Telenor is a Norwegian telecoms company in which the Government of Norway is the major share holderª. It is one of 4 major telecoms providers in Myanmar (the other 3 are Myanmar Post and Telecommunications, a joint venture between the Vietnames and Myanmar Army, and Qatari based telecom company.

Telenor has blocked social media (Facebook, Twitter, Whatsapp, Instagram) on its mobile internet at the request of the Myanmar military. It notes on its website that this request is ‘legal under Myanmar law’, but states that it said to the authorities that the order contravenes international human rights law.

Telenor’s actions demonstrate that it is willing to accept that the military government is a legitimate by stating that its laws are legitimate. Telnor agreement to act against human rights norms legitimizes the military regime, despite a 5 February UN Security Council statement which urged “respect human rights, fundamental freedoms and the rule of law” in Myanmar.

Telenor is not the only company engaged with the military in Myanmar, but it is the one whose actions allow repression of dissent at this critical time, which the United Nations Security Council stated must be protected. The U.N. Independent International Fact-Finding Mission on Myanmar (FFM) identified at least 120 businesses involved in everything from construction to pharmaceuticals, manufacturing, insurance, tourism and banking being owned by two military owned business conglomerates, Myanmar Economic Holdings Limited (MEHL) and Myanmar Economic Corporation (MEC). The FFM called for imposition of an arms embargo, citing at least 14 foreign firms from seven nations that have supplied fighter jets, armored combat vehicles, warships, missiles and missile launchers to Myanmar since 2016.

Illegitimate laws must never be obeyed. The military regime has kept colonial laws, or written new ones with which it controls, oppresses or punishes the population. Like Burma’s former colonial rulers, it rules by law. There is no rule of law.

Without legitimacy, the military government will not be able to normalize its rule. This will undercut the main power of the military regime, as they need the international community to treat the situation as normal and themselves as legitimate. To stand in solidarity with the struggle in Myanmar, international citizens should persuade or pressure their governments to withhold that legitimacy.

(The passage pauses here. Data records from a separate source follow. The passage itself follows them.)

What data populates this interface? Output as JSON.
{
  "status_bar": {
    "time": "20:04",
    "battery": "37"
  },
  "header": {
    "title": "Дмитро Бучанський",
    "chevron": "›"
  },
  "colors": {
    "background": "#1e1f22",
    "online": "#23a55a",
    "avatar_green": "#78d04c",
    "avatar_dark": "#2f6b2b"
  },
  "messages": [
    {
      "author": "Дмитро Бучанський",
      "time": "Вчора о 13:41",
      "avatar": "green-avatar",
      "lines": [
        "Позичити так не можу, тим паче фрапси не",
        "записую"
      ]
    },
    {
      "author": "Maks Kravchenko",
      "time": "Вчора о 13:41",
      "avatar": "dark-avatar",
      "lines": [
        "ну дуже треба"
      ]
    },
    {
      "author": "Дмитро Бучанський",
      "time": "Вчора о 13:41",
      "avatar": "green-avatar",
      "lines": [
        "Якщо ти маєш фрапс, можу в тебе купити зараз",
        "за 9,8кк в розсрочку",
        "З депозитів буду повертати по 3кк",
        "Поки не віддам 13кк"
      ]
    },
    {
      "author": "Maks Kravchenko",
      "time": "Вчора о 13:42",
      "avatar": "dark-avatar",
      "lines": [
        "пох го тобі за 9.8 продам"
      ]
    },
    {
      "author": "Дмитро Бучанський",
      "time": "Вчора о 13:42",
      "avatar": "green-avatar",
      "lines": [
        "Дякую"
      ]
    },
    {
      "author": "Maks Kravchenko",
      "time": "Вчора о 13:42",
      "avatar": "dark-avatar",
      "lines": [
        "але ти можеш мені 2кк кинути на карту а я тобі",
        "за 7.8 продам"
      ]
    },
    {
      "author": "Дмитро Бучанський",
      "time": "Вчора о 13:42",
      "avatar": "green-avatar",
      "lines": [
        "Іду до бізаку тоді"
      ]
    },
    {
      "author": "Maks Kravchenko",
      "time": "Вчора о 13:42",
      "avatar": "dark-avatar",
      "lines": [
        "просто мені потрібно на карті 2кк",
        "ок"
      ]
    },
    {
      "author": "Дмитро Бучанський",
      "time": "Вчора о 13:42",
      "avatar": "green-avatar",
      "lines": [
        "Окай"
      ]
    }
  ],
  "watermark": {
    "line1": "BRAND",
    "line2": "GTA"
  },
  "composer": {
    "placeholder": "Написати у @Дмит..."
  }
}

ªCaisse de Depot et Placement du Quebec is Telenor’s third largest institutional investor.

See also: Speaking truth to power: Methods of Nonviolent Struggle in Burma

Nonviolence in Asia Series Number 2,

Nonviolence International, 2005